A key part of social media that’s often overlooked is the social aspect of it. When done right, social media can actually boost your brand’s reputation. You shouldn’t be engaging with users and comments solely when a crisis is at play; you should be building relationships with customers each day.

If you think of your social media channels as a storefront (which so few healthcare brands have), these channels are a great place to provide exceptional customer service and a great brand experience. You don’t want to wait until there’s a problem to speak with your customers, you want to warmly welcome them as soon as they “enter”. And, because it’s all online, you can create that positive experience with a simple click.

3. Social media can be overwhelming for many – it’s constantly evolving with new platforms populating everyday. Where should brands focus their efforts? Should they be on every platform? What platforms are unexpectedly effective for healthcare marketing? 

Before anything else, brands should have an intention and focus with their social channels. For our clients, we create a comprehensive social media content guide prior to building their profiles. It’s essentially a focused version of what you see in a brand guidelines book, covering everything from content pillars and design, to deeper strategy such as how a brand manifests itself into social media content. I wouldn’t recommend posting off the cuff for any brand, but especially for brands in a nuanced and regulated space like healthcare.

An example of a brand social media guide outlining brand design assets

Once you know what you want to say and how you want to say it, I’d recommend starting on Facebook and Instagram.
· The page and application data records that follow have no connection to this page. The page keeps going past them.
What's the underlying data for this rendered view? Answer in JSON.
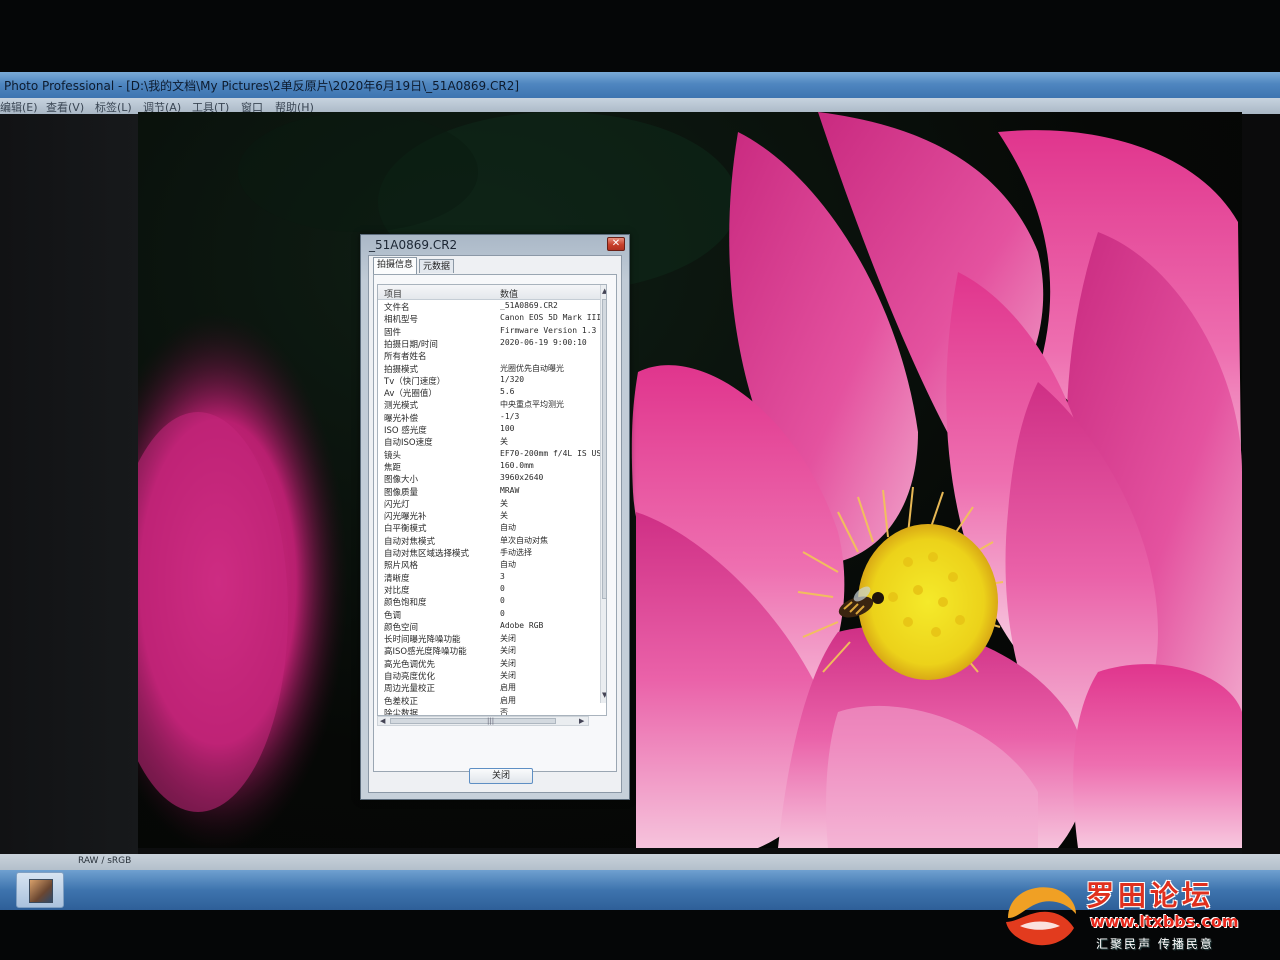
{
  "window": {
    "title": "Photo Professional - [D:\\我的文档\\My Pictures\\2单反原片\\2020年6月19日\\_51A0869.CR2]"
  },
  "menu": [
    {
      "label": "编辑(E)"
    },
    {
      "label": "查看(V)"
    },
    {
      "label": "标签(L)"
    },
    {
      "label": "调节(A)"
    },
    {
      "label": "工具(T)"
    },
    {
      "label": "窗口"
    },
    {
      "label": "帮助(H)"
    }
  ],
  "status": {
    "text": "RAW / sRGB"
  },
  "dialog": {
    "title": "_51A0869.CR2",
    "close_glyph": "✕",
    "tabs": [
      {
        "label": "拍摄信息",
        "active": true
      },
      {
        "label": "元数据",
        "active": false
      }
    ],
    "columns": {
      "key": "项目",
      "value": "数值"
    },
    "rows": [
      {
        "k": "文件名",
        "v": "_51A0869.CR2"
      },
      {
        "k": "相机型号",
        "v": "Canon EOS 5D Mark III"
      },
      {
        "k": "固件",
        "v": "Firmware Version 1.3"
      },
      {
        "k": "拍摄日期/时间",
        "v": "2020-06-19 9:00:10"
      },
      {
        "k": "所有者姓名",
        "v": ""
      },
      {
        "k": "拍摄模式",
        "v": "光圈优先自动曝光"
      },
      {
        "k": "Tv（快门速度）",
        "v": "1/320"
      },
      {
        "k": "Av（光圈值）",
        "v": "5.6"
      },
      {
        "k": "测光模式",
        "v": "中央重点平均测光"
      },
      {
        "k": "曝光补偿",
        "v": "-1/3"
      },
      {
        "k": "ISO 感光度",
        "v": "100"
      },
      {
        "k": "自动ISO速度",
        "v": "关"
      },
      {
        "k": "镜头",
        "v": "EF70-200mm f/4L IS USM"
      },
      {
        "k": "焦距",
        "v": "160.0mm"
      },
      {
        "k": "图像大小",
        "v": "3960x2640"
      },
      {
        "k": "图像质量",
        "v": "MRAW"
      },
      {
        "k": "闪光灯",
        "v": "关"
      },
      {
        "k": "闪光曝光补",
        "v": "关"
      },
      {
        "k": "白平衡模式",
        "v": "自动"
      },
      {
        "k": "自动对焦模式",
        "v": "单次自动对焦"
      },
      {
        "k": "自动对焦区域选择模式",
        "v": "手动选择"
      },
      {
        "k": "照片风格",
        "v": "自动"
      },
      {
        "k": "清晰度",
        "v": "3"
      },
      {
        "k": "对比度",
        "v": "0"
      },
      {
        "k": "颜色饱和度",
        "v": "0"
      },
      {
        "k": "色调",
        "v": "0"
      },
      {
        "k": "颜色空间",
        "v": "Adobe RGB"
      },
      {
        "k": "长时间曝光降噪功能",
        "v": "关闭"
      },
      {
        "k": "高ISO感光度降噪功能",
        "v": "关闭"
      },
      {
        "k": "高光色调优先",
        "v": "关闭"
      },
      {
        "k": "自动亮度优化",
        "v": "关闭"
      },
      {
        "k": "周边光量校正",
        "v": "启用"
      },
      {
        "k": "色差校正",
        "v": "启用"
      },
      {
        "k": "除尘数据",
        "v": "否"
      }
    ],
    "hscroll_grip": "|||",
    "close_button": "关闭"
  },
  "watermark": {
    "title": "罗田论坛",
    "url": "www.ltxbbs.com",
    "slogan": "汇聚民声 传播民意"
  },
  "colors": {
    "titlebar": "#4f86c0",
    "lotus_pink": "#e6459a",
    "stamen_yellow": "#f2e21e",
    "watermark_red": "#e0301e"
  }
}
Instagram is one platform that can be universally used by all brands because of its reach, targeting and high engagement rates. If you can nail the creative, you can be effective.

As for platforms to watch, TikTok is definitely one to monitor. While TikTok is rapidly rising in popularity, as of this time, it doesn’t have the ad targeting ability yet to rival other players. We’re closely monitoring the channel and best case uses for clients, but as of now, it’s a platform to consider if you’re looking to extend your campaign with HCP influencers.

4. Any marketing play will be ineffective if it doesn’t reach the right users. What strategies or tactics would you suggest for brands looking to reach patients and HCPs specifically on social media?

Beyond selecting the right targeting criteria, if you want to effectively reach and, more importantly, engage the right users, it’s all about the value proposition. You need to make sure that what you’re offering in social posts (organic and paid) offers value. When we create content for clients, we’re always asking:

  • “Does this explain how it solves a problem or improves a situation?”
  • “Does it demonstrate value, whether quantified or intangibly?”
  • “How is it differentiated? Why should they consider us?”


If you can’t confidently say that your post checks all three boxes, then you need to go back to the drawing board. 

An Instagram post from a pharmaceutical brand showing an example of an effective social media ad

Lastly, I’d say that winning messages, regardless of the end result, stop the scroll. That’s the battle we, as digital marketers, are tasked with overcoming. The creative element is just as important as the words you write. Upneeq, a prescription eye drop treatment, does a great job at this. Their content is beautifully branded and designed with their target audience in mind, all while delivering a compelling hook at the start of each post to stop the scroll.

Hands

“Every day we are working towards changing the standard of care for both patients and HCPs. Not everyone can say they help to change lives in their job, and I am proud to say we do!”